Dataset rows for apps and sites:
┄┄┄┄┄┄┄┄┄┄

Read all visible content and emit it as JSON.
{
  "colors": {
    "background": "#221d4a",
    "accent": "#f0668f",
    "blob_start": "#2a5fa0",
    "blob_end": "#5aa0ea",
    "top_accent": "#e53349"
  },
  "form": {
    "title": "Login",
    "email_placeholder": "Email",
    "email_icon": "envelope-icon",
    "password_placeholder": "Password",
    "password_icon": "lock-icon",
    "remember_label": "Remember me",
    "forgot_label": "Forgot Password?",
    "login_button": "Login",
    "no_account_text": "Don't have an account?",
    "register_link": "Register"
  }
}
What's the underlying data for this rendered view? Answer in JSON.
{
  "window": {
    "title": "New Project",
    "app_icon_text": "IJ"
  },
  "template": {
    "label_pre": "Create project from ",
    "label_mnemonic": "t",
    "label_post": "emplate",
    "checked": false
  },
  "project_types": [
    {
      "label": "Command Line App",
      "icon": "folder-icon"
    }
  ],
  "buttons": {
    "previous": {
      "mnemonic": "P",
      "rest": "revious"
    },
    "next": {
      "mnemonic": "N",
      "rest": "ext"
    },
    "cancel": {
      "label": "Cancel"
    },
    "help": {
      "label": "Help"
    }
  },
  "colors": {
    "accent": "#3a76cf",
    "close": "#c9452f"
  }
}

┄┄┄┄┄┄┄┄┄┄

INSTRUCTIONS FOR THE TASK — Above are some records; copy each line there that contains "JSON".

SOLVED EXERCISE —
Read all visible content and emit it as JSON.
What's the underlying data for this rendered view? Answer in JSON.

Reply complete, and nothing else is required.